Henry Aaron, who many would argue remains baseball’s legitimate home run king, has long seemed a bit of a cipher. Reticent by nature, he’s been misinterpreted as bland, lacking in personality, and, even some had hinted, not as bright as he might be. Born in Mobile, Ala., to caring parents who were very supportive, though not literate, Aaron found school less compelling than baseball. At baseball, he was very, very good.
Aaron grappled with the racial codes of the day in his typical quiet, inward way. He presented such a relatively featureless front for so many years that when he later spoke up on issues regarding civil rights, there were those who asked who was putting ideas in his head.
In “The Last Hero: A Life of Henry Aaron,’’ veteran sportswriter Howard Bryant assumes the task of trying to get inside this misunderstood baseball legend. Supported by impressive research and interviews with Aaron’s former teammates, family members, and the Hall of Famer himself, Bryant paints a portrait of a man who grew up and played amid a racially tumultuous period in American history and did so with such an abundance of courage and dignity that he earned the respect of fans, players, and the leadership of Major League Baseball.
Aaron’s professional career began during the tail end of the Negro Leagues and continues to the present day with Aaron’s role as an executive in the
Aaron, who was raised in the Jim Crow South and had faced racism throughout much of his life, was now threatening to break one of baseball’s most sacrosanct records, and that offended and angered many whites. There was sufficient vitriol in the air that when he hit his 715th homer, his mother embraced him on the field, and “held him so tight to prevent anyone from shooting him.’’
After breaking Ruth’s record, Aaron became a national figure, always called “Hank’’ by the public. Yet Bryant emphasizes he had never been anything but “Henry’’ to family and friends. He never made an issue of it.
Quiet as he was, he was “ill-equipped for the hero’s role’’ and privately struggled to define himself throughout his life. “Hate mail and home runs,’’ he lamented to Bryant. “You know, there’s more to me than that.’’
Bryant’s nuanced portrait offers far more than just that facile juxtaposition. He acknowledges as Aaron did to his biographer that the quiet hitter hadn’t much helped others to know him.
The book details Aaron’s two marriages, his children, and explores many of his other relationships — perhaps most interestingly, with Willie Mays, who appears to have never welcomed, and even resented, Aaron coming to share the spotlight he may have felt rightly his own.
After leaving baseball, Aaron would become one of the first blacks to work as an executive in MLB and would become more vocal about civil rights. And after his home run record was eclipsed in 2007 by Barry Bonds, who had been suspected of using performance-enhancing drugs, disillusioned fans found a renewed appreciation for Aaron and his accomplishment.

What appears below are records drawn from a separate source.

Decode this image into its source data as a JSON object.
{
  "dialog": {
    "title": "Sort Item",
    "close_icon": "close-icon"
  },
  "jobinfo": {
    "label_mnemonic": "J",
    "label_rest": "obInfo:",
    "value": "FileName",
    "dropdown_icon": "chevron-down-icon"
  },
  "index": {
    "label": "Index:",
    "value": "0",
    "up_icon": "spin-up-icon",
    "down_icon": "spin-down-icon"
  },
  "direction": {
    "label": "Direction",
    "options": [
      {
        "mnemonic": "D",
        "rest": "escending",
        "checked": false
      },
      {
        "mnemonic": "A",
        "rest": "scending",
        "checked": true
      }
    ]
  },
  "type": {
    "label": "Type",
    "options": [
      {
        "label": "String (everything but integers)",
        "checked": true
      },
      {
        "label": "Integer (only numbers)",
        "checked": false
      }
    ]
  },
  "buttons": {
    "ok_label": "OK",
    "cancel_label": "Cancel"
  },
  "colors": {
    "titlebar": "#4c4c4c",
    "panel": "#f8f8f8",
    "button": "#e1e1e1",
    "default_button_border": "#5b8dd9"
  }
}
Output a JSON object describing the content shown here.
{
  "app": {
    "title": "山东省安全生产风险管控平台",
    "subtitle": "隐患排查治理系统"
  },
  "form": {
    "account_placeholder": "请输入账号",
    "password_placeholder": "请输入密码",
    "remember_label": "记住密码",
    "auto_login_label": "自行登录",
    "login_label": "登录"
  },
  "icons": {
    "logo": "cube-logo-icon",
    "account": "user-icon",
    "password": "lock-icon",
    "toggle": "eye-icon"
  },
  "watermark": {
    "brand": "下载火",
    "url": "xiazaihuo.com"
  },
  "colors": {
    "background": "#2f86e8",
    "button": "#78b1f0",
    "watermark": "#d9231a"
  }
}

For baseball junkies, “The Last Hero’’ offers enough about ballplayers of the era and the game to amply satisfy. But fortunately this book offers more. This is not mere hagiography. This is the tale of a man performing in the public eye, laboring under a persona projected by others with preconceptions of their own, but who gradually moves forward in his quest for self-determination. Only when he’d reached the end of his career, when there was “after Ruth, nothing left to chase,’’ was Aaron able to take stock of himself and truly begin to find his own way.
Bill Nowlin, author of “